WHAT THIS TASK INVOLVES: Scan the data below and pick out the lines containing the word "source".

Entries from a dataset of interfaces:

• • • •

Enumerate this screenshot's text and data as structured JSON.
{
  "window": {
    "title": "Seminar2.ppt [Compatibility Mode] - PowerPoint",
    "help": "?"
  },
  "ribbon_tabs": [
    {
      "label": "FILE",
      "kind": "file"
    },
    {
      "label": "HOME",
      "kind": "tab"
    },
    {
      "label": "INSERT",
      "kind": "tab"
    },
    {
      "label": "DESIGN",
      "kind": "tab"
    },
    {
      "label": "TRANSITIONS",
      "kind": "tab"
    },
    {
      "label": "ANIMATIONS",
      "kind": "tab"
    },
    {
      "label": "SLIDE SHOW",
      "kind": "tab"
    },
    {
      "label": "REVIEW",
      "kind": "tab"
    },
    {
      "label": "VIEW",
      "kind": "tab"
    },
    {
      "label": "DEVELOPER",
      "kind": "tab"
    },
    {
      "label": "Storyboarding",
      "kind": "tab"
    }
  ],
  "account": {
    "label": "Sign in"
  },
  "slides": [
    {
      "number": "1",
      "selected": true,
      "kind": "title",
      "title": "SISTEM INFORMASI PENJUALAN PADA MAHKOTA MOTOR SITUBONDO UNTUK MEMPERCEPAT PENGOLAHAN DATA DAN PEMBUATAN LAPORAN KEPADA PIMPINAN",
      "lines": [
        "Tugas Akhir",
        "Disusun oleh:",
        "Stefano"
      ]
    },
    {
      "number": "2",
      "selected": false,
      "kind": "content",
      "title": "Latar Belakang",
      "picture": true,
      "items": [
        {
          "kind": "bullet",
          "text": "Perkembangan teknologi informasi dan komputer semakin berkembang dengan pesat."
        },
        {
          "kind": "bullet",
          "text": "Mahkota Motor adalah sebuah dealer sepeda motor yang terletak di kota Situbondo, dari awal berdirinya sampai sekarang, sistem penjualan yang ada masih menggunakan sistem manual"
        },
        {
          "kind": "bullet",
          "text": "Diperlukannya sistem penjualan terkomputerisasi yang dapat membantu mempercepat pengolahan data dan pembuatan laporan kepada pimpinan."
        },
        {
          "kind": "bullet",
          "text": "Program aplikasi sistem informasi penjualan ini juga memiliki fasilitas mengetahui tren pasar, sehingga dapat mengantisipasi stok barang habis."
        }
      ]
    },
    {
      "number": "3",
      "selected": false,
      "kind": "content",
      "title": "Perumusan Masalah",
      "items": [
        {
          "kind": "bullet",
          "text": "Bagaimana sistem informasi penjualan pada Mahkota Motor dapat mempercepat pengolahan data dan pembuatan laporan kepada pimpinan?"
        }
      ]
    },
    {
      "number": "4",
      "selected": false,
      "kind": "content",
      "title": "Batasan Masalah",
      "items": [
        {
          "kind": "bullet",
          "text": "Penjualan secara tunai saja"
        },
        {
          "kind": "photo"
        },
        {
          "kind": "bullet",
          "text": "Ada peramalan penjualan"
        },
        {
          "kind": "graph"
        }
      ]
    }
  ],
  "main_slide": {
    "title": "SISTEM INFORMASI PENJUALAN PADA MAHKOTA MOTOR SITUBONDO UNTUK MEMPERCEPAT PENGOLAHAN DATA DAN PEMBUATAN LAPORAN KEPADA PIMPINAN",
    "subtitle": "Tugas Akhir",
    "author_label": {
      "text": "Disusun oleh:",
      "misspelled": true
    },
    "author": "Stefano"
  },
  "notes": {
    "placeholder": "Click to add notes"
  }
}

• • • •

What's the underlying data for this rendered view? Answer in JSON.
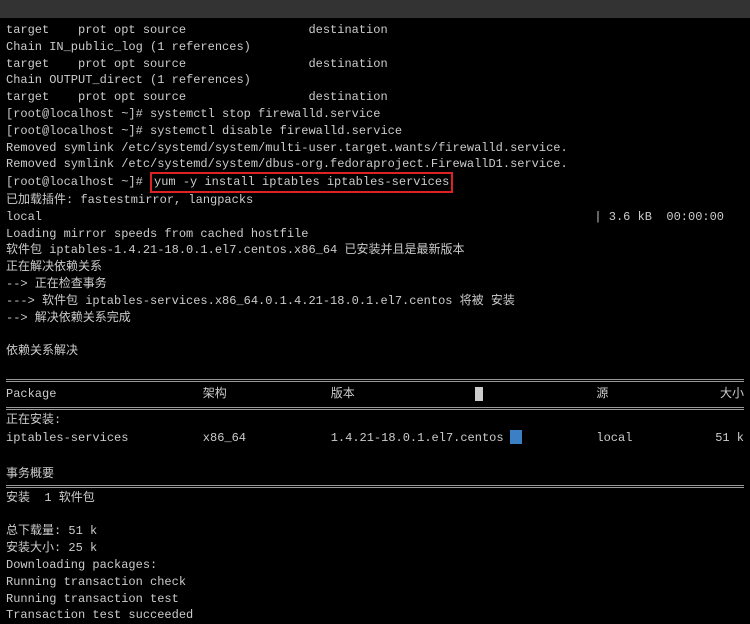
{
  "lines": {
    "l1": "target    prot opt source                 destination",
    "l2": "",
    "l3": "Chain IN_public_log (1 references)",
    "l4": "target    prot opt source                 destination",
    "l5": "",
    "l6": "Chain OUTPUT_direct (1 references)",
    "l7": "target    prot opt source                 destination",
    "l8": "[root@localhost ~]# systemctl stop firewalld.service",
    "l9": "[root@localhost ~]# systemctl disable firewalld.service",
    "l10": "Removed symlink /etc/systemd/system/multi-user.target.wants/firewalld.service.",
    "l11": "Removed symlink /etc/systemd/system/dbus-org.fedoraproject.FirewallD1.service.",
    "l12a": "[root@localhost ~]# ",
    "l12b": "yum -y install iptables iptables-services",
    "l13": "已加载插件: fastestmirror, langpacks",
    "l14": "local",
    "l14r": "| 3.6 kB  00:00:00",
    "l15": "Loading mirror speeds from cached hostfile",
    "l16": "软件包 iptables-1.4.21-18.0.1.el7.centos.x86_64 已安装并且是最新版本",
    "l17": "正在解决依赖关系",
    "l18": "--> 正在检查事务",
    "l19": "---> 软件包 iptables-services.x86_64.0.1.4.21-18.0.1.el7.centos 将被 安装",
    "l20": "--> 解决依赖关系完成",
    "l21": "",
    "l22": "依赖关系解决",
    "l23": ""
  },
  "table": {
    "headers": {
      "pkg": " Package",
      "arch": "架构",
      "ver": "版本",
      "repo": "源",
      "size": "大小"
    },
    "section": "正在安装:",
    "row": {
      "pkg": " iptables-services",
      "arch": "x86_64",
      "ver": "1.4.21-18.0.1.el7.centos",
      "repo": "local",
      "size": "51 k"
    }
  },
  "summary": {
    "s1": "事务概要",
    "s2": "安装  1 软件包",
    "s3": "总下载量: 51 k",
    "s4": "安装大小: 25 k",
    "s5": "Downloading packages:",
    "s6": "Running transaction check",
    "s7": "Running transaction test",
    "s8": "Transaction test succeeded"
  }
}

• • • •

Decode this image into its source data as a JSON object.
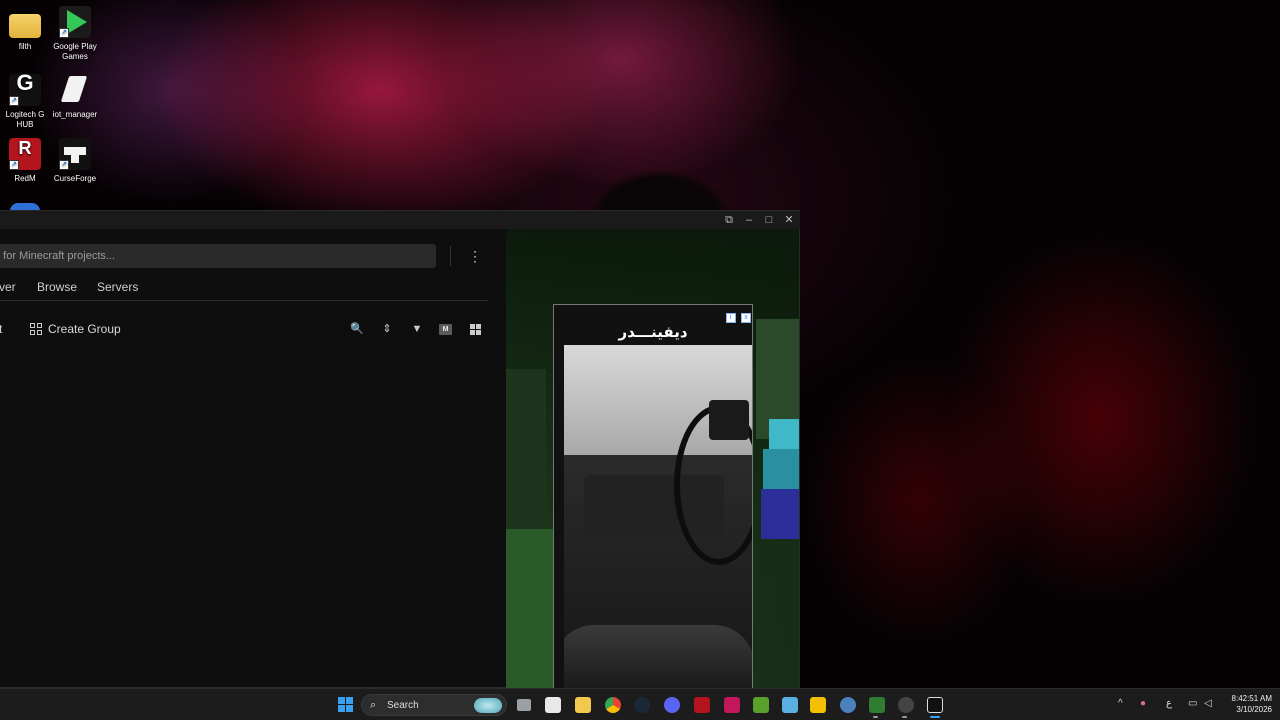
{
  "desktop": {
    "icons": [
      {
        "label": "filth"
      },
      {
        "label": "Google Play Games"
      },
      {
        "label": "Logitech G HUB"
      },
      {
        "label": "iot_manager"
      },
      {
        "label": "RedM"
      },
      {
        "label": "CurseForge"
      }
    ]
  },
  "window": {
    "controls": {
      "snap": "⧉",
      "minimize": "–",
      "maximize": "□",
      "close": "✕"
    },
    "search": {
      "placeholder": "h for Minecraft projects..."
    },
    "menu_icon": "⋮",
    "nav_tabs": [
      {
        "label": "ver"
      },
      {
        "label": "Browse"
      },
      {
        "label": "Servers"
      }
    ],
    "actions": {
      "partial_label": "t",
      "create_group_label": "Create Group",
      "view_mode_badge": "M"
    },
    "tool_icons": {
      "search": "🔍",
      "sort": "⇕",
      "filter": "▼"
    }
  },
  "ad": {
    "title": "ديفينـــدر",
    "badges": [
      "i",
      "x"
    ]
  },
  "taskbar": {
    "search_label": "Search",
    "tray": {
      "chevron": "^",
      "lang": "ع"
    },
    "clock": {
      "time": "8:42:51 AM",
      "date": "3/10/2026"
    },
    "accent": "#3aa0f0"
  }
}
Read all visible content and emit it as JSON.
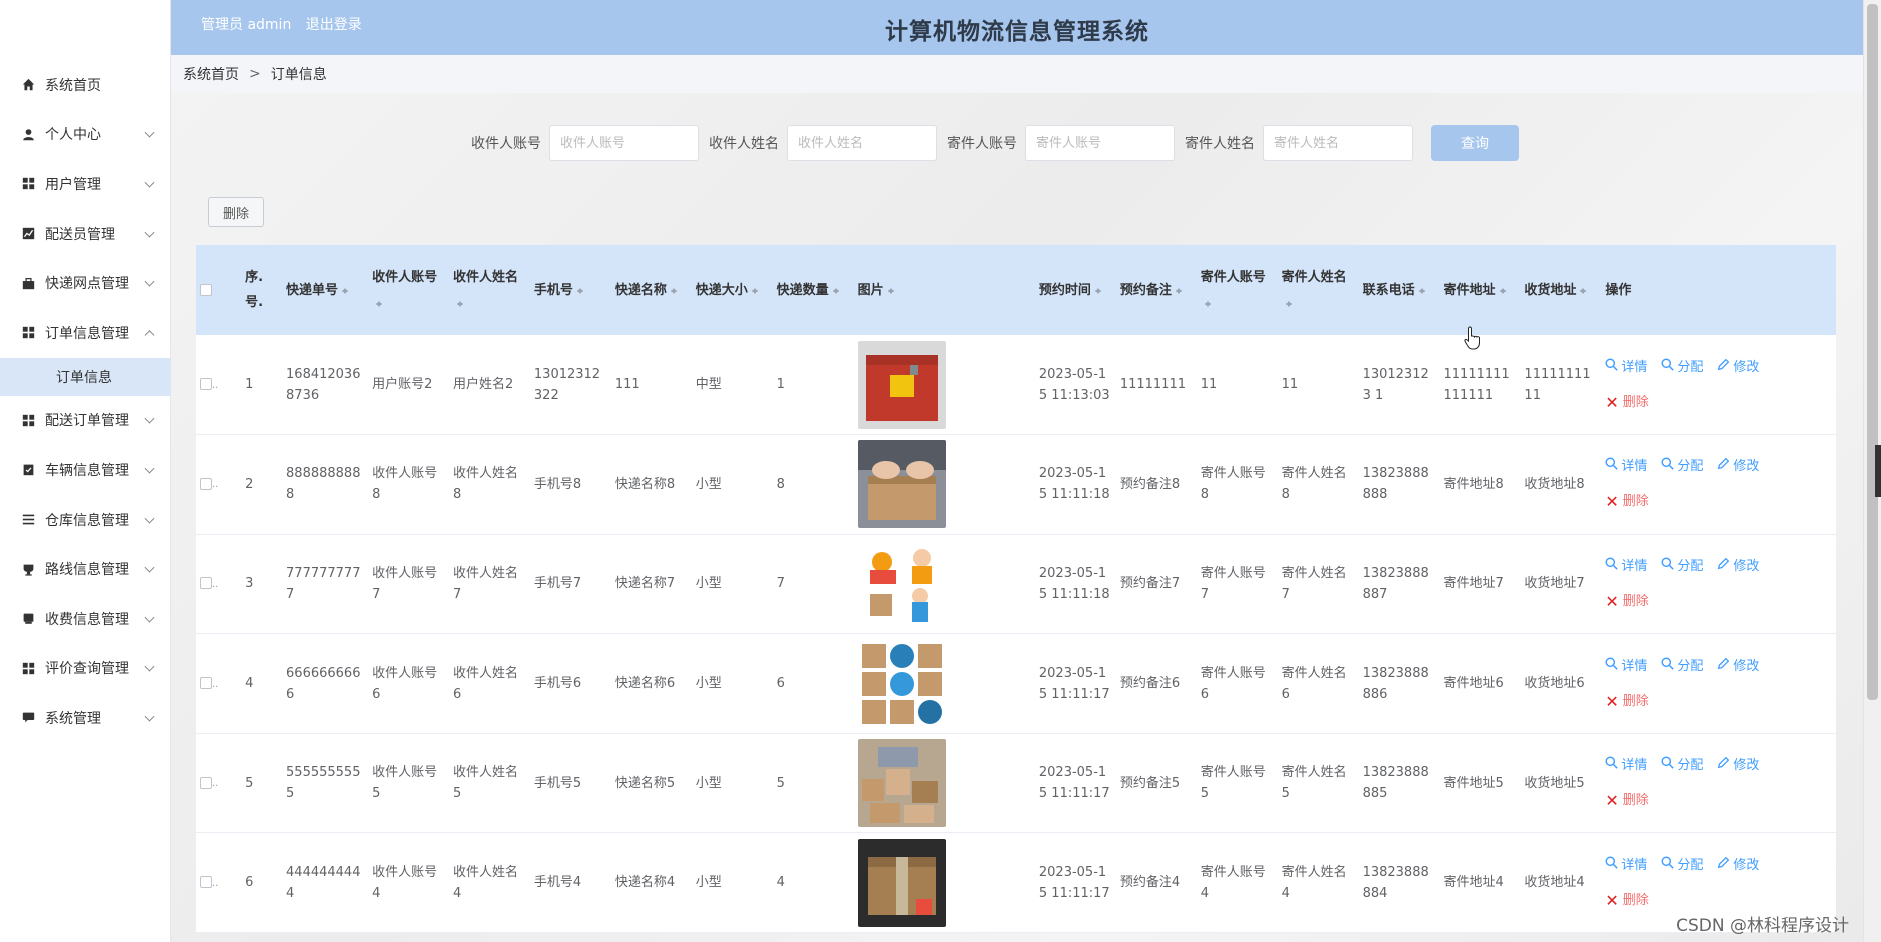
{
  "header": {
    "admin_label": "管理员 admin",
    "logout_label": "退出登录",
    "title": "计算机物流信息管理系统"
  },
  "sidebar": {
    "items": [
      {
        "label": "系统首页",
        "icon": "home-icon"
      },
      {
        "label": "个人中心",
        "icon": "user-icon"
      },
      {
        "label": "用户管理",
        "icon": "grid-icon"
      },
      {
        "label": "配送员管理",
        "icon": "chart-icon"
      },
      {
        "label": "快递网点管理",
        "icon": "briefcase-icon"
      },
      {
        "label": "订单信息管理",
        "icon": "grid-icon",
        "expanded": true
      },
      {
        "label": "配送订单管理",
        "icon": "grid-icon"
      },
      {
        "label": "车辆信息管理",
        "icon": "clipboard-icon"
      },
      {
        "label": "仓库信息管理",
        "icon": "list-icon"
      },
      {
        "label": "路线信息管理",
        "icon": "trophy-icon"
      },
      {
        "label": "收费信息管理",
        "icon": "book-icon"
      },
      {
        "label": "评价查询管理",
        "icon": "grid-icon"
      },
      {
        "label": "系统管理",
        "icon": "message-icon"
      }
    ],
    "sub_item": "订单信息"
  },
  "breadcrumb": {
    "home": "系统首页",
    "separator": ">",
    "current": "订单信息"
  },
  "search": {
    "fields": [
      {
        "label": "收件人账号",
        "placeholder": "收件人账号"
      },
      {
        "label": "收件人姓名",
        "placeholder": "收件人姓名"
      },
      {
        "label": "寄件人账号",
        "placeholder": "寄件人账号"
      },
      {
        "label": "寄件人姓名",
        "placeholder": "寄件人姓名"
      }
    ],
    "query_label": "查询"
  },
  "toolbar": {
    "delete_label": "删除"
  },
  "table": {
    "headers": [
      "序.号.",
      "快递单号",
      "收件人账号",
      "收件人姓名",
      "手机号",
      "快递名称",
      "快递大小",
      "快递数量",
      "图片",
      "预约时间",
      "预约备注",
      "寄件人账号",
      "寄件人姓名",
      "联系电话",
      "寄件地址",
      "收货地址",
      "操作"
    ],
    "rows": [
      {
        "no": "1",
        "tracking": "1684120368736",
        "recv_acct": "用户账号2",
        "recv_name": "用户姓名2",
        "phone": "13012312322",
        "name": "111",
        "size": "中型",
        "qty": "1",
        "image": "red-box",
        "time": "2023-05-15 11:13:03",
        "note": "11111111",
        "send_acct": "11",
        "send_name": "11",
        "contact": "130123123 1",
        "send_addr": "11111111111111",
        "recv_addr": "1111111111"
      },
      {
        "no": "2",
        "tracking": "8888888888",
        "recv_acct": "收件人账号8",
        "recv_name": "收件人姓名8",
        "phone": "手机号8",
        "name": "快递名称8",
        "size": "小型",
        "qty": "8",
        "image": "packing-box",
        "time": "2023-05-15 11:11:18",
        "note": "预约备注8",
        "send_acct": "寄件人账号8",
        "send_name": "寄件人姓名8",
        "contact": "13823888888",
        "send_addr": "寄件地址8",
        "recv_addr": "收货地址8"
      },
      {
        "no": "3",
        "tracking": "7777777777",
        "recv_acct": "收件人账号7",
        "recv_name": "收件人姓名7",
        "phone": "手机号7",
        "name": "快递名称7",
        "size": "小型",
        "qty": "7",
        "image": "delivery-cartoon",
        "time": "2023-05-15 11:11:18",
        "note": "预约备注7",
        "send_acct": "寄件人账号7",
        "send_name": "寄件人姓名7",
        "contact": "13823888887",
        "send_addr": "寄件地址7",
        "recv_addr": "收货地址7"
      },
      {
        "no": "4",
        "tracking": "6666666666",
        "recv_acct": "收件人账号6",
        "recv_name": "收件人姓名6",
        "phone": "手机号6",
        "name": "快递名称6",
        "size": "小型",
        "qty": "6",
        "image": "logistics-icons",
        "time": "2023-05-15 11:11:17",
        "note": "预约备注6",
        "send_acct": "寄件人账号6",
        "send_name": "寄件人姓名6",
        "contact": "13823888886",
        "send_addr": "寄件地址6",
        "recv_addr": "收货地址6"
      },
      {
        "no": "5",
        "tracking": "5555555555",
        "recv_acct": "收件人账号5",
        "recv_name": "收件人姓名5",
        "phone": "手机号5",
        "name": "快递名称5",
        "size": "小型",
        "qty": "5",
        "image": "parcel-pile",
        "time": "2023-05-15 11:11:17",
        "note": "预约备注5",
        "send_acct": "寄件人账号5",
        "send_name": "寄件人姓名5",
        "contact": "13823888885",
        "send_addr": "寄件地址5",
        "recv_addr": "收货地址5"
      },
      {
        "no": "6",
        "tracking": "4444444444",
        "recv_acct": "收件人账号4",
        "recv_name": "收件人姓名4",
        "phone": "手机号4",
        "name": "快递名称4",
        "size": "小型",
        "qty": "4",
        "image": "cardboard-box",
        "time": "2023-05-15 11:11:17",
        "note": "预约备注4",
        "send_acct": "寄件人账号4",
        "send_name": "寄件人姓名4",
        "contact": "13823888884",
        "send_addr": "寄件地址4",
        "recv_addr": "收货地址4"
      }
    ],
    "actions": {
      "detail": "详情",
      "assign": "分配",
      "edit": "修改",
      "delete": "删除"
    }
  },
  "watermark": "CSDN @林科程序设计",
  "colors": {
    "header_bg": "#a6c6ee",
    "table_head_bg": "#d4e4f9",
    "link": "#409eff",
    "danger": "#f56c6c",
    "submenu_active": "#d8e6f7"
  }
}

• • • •

SOLUTION TO THIS PROBLEM:
    "l1": "target    prot opt source                 destination",
    "l4": "target    prot opt source                 destination",
    "l7": "target    prot opt source                 destination",
Decode this image into its source data as a JSON object.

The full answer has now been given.